Where to put your plants.

Once you've identified a plant that can thrive in your space and carries an energy you're into, it's time to find a good home for it. And placement really matters!

For help deciding where to place your plants, consider consulting a bagua map—an easy-to-use tool that splits your space into nine categories such as love, health, life path, etc. You can put your plant in an area associated with what you're trying to cultivate. For example, place peonies or jasmine into the love and marriage zone of your home, which is in the back right corner as you walk into the front door. In this area, you'd want to avoid any harsh or spiky plants, like the snake plant. Or, if your wealth gua is obstructed or has a back door in that area, Peters adds, "place a plant near the missing space to serve as a guardian."

That being said, don't feel like you need to place a plant somewhere where it has no chance of surviving. Factor in the sunlight and airflow it needs too. When in doubt, Peters also recommends grouping plants together in fours, the number associated with the wealth gua. Doing so is also healthy for your plants, as grouping can increase humidity and create a more suitable growing environment.

4 plants to avoid, according to feng shui.

And lastly, for some helpful "don'ts," there are a few things to keep in mind to help prevent plants from disrupting the energy of your space:


Sharp energy

Sharp energy, or "sha qi," can come from plants like cactuses, which is why Gordon doesn't recommend them unless they're very small. Cho adds that in general, "you want to go with soft, heart-shaped leaves."


Fake plants

Fake plants are also not typically considered desirable in feng shui but can be used in a space where they're the only option, such as a vacation home or in a room with no natural light.


Dead or dying plants

Similar to fake plants, dead or dying plants aren't ideal! Try to revive them (plants are more resilient than you might think), and if they're really gone, don't let them sit around.

Now that you know what certain plants symbolize and how they fit into a bagua map, you're ready to put your newest plant pal in a spot where it can really thrive—and help you do the same.

Sarah Regan author page.
Sarah Regan
mbg Spirituality & Relationships Editor

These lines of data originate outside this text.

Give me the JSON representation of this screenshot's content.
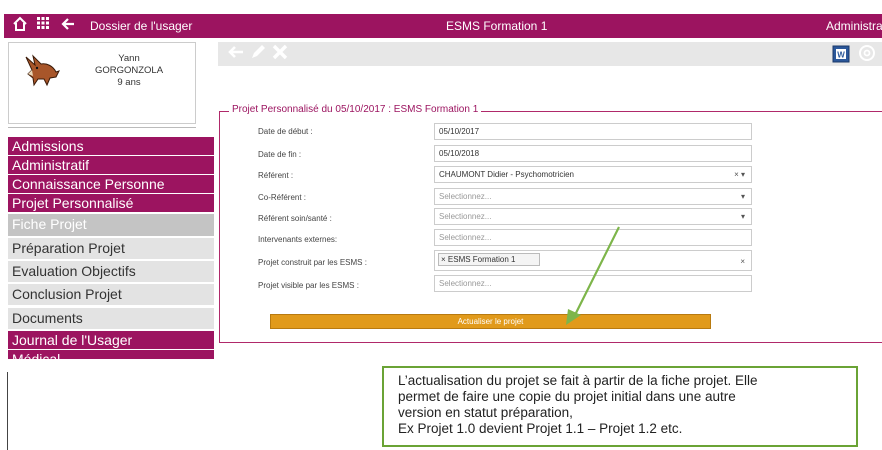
{
  "topbar": {
    "home_icon": "home-icon",
    "grid_icon": "grid-icon",
    "back_icon": "arrow-left-icon",
    "section": "Dossier de l'usager",
    "establishment": "ESMS Formation 1",
    "right": "Administrat"
  },
  "patient": {
    "avatar_icon": "fox-avatar",
    "first_name": "Yann",
    "last_name": "GORGONZOLA",
    "age": "9 ans"
  },
  "menu": [
    {
      "label": "Admissions",
      "kind": "main"
    },
    {
      "label": "Administratif",
      "kind": "main"
    },
    {
      "label": "Connaissance Personne",
      "kind": "main"
    },
    {
      "label": "Projet Personnalisé",
      "kind": "main"
    },
    {
      "label": "Fiche Projet",
      "kind": "active"
    },
    {
      "label": "Préparation Projet",
      "kind": "sub"
    },
    {
      "label": "Evaluation Objectifs",
      "kind": "sub"
    },
    {
      "label": "Conclusion Projet",
      "kind": "sub"
    },
    {
      "label": "Documents",
      "kind": "sub"
    },
    {
      "label": "Journal de l'Usager",
      "kind": "main"
    },
    {
      "label": "Médical",
      "kind": "main"
    }
  ],
  "toolbar": {
    "back_icon": "arrow-left-icon",
    "edit_icon": "pencil-icon",
    "delete_icon": "close-icon",
    "word_icon": "word-icon",
    "mail_icon": "at-icon"
  },
  "form": {
    "legend": "Projet Personnalisé du 05/10/2017 : ESMS Formation 1",
    "fields": [
      {
        "label": "Date de début :",
        "value": "05/10/2017",
        "placeholder": false,
        "control": ""
      },
      {
        "label": "Date de fin :",
        "value": "05/10/2018",
        "placeholder": false,
        "control": ""
      },
      {
        "label": "Référent :",
        "value": "CHAUMONT Didier - Psychomotricien",
        "placeholder": false,
        "control": "× ▾"
      },
      {
        "label": "Co-Référent :",
        "value": "Selectionnez...",
        "placeholder": true,
        "control": "▾"
      },
      {
        "label": "Référent soin/santé :",
        "value": "Selectionnez...",
        "placeholder": true,
        "control": "▾"
      },
      {
        "label": "Intervenants externes:",
        "value": "Selectionnez...",
        "placeholder": true,
        "control": ""
      },
      {
        "label": "Projet construit par les ESMS :",
        "value": "",
        "placeholder": false,
        "control": "×",
        "tag": "× ESMS Formation 1"
      },
      {
        "label": "Projet visible par les ESMS :",
        "value": "Selectionnez...",
        "placeholder": true,
        "control": ""
      }
    ],
    "button": "Actualiser le projet"
  },
  "note": {
    "lines": [
      "L’actualisation du projet se fait à partir de la fiche projet. Elle",
      "permet de faire une copie du projet initial dans une autre",
      "version en statut préparation,",
      "Ex Projet 1.0 devient Projet 1.1 – Projet 1.2 etc."
    ]
  },
  "colors": {
    "brand": "#9c1460",
    "button": "#e19a1b",
    "arrow": "#7db54a",
    "note_border": "#6aa335"
  }
}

Sarah Regan is a Spirituality & Relationships Editor, a registered yoga instructor, and an avid astrologer and tarot reader. She received her bachelor's in broadcasting and mass communication from State University of New York at Oswego, and lives in Buffalo, New York.